▸ **Task requirements**
Please repeat the data in full, character for character.

▸ **Supplied records**
▬▬▬

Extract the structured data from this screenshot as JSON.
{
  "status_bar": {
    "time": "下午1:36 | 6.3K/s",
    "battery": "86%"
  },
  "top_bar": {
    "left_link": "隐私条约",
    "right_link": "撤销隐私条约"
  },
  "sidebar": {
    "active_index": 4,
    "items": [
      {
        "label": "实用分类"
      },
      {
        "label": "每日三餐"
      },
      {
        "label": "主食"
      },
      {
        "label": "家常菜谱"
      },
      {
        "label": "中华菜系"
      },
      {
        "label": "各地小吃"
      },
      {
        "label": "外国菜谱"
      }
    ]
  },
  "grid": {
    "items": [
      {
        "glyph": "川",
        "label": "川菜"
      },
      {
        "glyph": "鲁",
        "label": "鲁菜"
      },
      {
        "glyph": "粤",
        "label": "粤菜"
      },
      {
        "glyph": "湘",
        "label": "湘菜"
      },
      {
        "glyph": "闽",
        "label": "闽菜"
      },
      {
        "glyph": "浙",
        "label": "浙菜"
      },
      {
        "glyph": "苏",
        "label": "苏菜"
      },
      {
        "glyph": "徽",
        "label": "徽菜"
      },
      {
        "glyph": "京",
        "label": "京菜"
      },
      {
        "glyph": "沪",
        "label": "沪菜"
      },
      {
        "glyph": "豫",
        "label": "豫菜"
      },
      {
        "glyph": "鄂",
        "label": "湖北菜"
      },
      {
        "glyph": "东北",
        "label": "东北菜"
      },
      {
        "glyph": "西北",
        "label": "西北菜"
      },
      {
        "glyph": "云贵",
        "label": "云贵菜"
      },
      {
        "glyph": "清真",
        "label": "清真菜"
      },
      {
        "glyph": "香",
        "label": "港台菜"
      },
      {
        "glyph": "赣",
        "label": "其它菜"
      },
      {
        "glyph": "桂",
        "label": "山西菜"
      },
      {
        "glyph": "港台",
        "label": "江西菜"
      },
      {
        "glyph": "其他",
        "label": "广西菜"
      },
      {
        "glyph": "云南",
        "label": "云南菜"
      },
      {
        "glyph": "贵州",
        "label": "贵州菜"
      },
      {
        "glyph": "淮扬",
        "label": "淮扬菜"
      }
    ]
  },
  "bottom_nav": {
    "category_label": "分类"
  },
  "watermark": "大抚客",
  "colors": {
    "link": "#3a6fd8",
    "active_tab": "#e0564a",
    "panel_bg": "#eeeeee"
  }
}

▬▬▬

▸ **Solution**
Extract the structured data from this screenshot as JSON.
{
  "status_bar": {
    "time": "下午1:36 | 6.3K/s",
    "battery": "86%"
  },
  "top_bar": {
    "left_link": "隐私条约",
    "right_link": "撤销隐私条约"
  },
  "sidebar": {
    "active_index": 4,
    "items": [
      {
        "label": "实用分类"
      },
      {
        "label": "每日三餐"
      },
      {
        "label": "主食"
      },
      {
        "label": "家常菜谱"
      },
      {
        "label": "中华菜系"
      },
      {
        "label": "各地小吃"
      },
      {
        "label": "外国菜谱"
      }
    ]
  },
  "grid": {
    "items": [
      {
        "glyph": "川",
        "label": "川菜"
      },
      {
        "glyph": "鲁",
        "label": "鲁菜"
      },
      {
        "glyph": "粤",
        "label": "粤菜"
      },
      {
        "glyph": "湘",
        "label": "湘菜"
      },
      {
        "glyph": "闽",
        "label": "闽菜"
      },
      {
        "glyph": "浙",
        "label": "浙菜"
      },
      {
        "glyph": "苏",
        "label": "苏菜"
      },
      {
        "glyph": "徽",
        "label": "徽菜"
      },
      {
        "glyph": "京",
        "label": "京菜"
      },
      {
        "glyph": "沪",
        "label": "沪菜"
      },
      {
        "glyph": "豫",
        "label": "豫菜"
      },
      {
        "glyph": "鄂",
        "label": "湖北菜"
      },
      {
        "glyph": "东北",
        "label": "东北菜"
      },
      {
        "glyph": "西北",
        "label": "西北菜"
      },
      {
        "glyph": "云贵",
        "label": "云贵菜"
      },
      {
        "glyph": "清真",
        "label": "清真菜"
      },
      {
        "glyph": "香",
        "label": "港台菜"
      },
      {
        "glyph": "赣",
        "label": "其它菜"
      },
      {
        "glyph": "桂",
        "label": "山西菜"
      },
      {
        "glyph": "港台",
        "label": "江西菜"
      },
      {
        "glyph": "其他",
        "label": "广西菜"
      },
      {
        "glyph": "云南",
        "label": "云南菜"
      },
      {
        "glyph": "贵州",
        "label": "贵州菜"
      },
      {
        "glyph": "淮扬",
        "label": "淮扬菜"
      }
    ]
  },
  "bottom_nav": {
    "category_label": "分类"
  },
  "watermark": "大抚客",
  "colors": {
    "link": "#3a6fd8",
    "active_tab": "#e0564a",
    "panel_bg": "#eeeeee"
  }
}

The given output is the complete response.